■ Work item
Below are records; report how many of their lines contain the word "JSON", giving only the number.

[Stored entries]
[Start of section]
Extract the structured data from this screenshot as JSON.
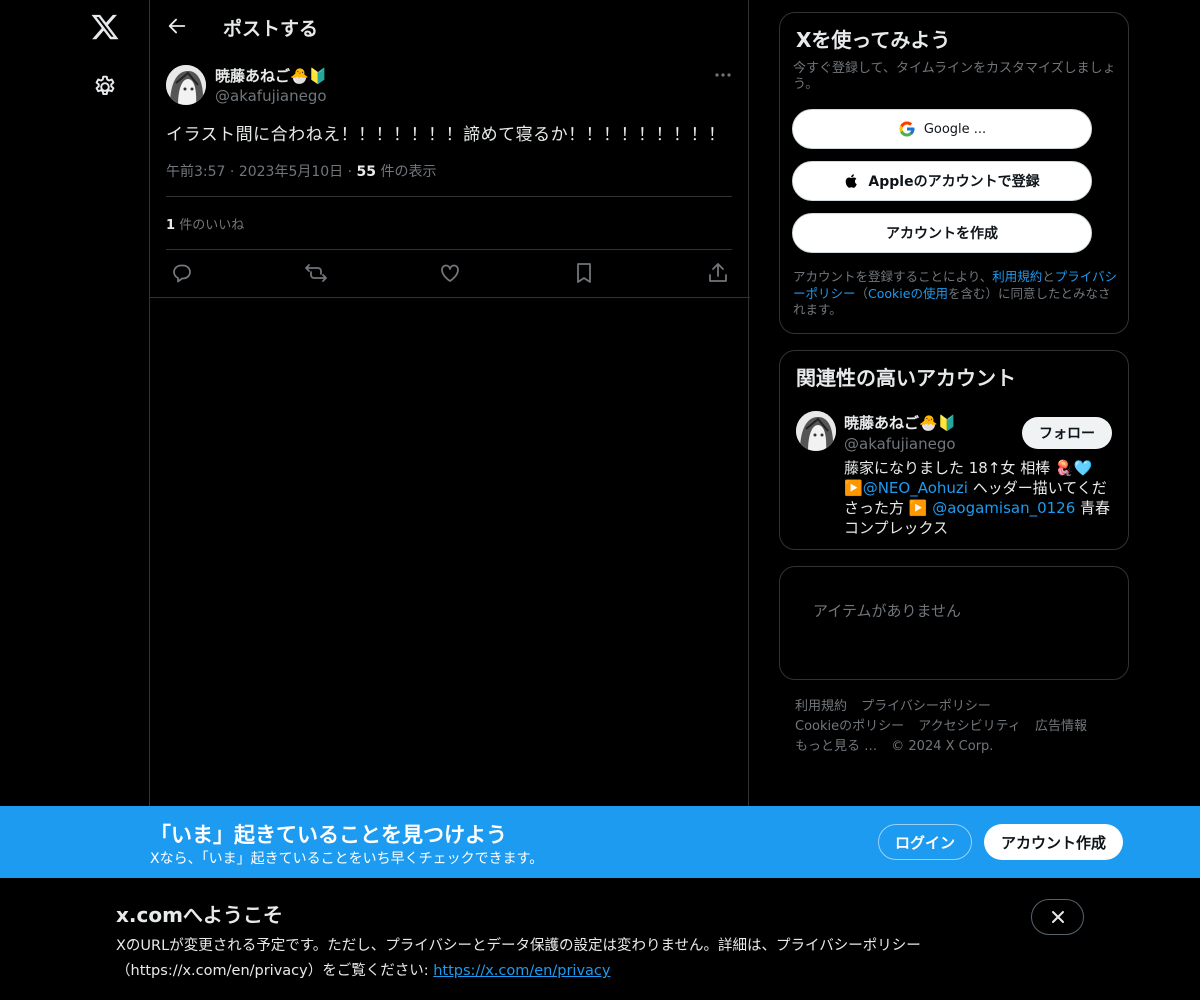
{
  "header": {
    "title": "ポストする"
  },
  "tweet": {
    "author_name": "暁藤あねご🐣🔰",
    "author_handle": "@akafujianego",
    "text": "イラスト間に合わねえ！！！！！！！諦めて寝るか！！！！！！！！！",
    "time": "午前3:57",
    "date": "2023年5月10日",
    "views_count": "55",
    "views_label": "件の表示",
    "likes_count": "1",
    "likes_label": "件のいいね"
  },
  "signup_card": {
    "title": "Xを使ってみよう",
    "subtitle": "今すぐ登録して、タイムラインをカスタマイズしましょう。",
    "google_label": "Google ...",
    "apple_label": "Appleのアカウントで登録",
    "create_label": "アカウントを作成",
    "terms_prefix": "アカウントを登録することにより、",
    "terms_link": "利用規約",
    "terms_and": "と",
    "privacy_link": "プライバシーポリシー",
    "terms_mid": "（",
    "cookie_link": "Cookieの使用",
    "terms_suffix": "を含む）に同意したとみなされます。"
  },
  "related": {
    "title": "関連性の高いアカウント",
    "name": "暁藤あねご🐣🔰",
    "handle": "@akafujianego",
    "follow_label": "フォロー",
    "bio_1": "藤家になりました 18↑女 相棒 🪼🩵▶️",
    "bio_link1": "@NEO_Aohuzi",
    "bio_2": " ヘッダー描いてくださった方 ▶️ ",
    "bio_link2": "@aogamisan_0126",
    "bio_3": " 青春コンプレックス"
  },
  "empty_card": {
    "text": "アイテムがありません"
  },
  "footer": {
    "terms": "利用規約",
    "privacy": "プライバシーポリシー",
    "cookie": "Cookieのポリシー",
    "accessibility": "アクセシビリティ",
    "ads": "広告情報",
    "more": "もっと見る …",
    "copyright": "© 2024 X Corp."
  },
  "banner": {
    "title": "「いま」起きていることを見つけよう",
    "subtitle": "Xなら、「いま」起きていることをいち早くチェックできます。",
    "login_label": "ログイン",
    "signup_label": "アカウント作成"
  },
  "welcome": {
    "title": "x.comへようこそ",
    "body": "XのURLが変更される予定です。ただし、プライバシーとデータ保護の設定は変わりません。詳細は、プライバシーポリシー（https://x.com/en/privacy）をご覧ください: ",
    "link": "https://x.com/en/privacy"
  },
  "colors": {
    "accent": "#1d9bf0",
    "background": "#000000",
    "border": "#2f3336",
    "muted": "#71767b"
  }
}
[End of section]
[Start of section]
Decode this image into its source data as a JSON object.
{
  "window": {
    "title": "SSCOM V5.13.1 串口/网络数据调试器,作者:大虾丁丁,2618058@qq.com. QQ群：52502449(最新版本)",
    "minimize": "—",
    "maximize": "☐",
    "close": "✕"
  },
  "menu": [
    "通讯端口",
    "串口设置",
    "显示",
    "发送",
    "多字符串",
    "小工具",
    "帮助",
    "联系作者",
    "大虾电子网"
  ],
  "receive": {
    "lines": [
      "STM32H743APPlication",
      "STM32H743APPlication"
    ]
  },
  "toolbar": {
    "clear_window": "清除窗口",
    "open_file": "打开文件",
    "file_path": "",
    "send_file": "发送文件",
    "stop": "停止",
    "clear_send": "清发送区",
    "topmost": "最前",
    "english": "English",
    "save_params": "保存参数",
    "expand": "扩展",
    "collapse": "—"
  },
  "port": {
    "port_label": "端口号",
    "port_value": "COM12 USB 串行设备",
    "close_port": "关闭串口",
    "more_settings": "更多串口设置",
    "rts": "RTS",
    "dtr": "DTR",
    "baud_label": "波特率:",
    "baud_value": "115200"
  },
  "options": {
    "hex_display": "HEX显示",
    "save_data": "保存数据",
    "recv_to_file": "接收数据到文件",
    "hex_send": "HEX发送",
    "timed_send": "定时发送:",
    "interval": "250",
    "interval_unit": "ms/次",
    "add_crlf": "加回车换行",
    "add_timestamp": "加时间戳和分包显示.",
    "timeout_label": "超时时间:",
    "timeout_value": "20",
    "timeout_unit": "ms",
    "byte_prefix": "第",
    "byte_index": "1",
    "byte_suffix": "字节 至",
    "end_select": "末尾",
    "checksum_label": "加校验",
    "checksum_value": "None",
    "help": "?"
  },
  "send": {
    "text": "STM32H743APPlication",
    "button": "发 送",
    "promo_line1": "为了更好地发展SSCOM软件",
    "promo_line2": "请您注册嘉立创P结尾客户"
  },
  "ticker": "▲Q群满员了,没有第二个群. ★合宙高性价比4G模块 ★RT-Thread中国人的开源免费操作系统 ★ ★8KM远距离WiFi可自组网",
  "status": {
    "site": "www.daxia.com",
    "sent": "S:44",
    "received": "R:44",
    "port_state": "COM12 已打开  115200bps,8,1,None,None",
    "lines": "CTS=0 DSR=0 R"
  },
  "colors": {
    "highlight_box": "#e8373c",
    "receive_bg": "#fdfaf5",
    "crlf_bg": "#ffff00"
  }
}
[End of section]
■ Response to this exercise
2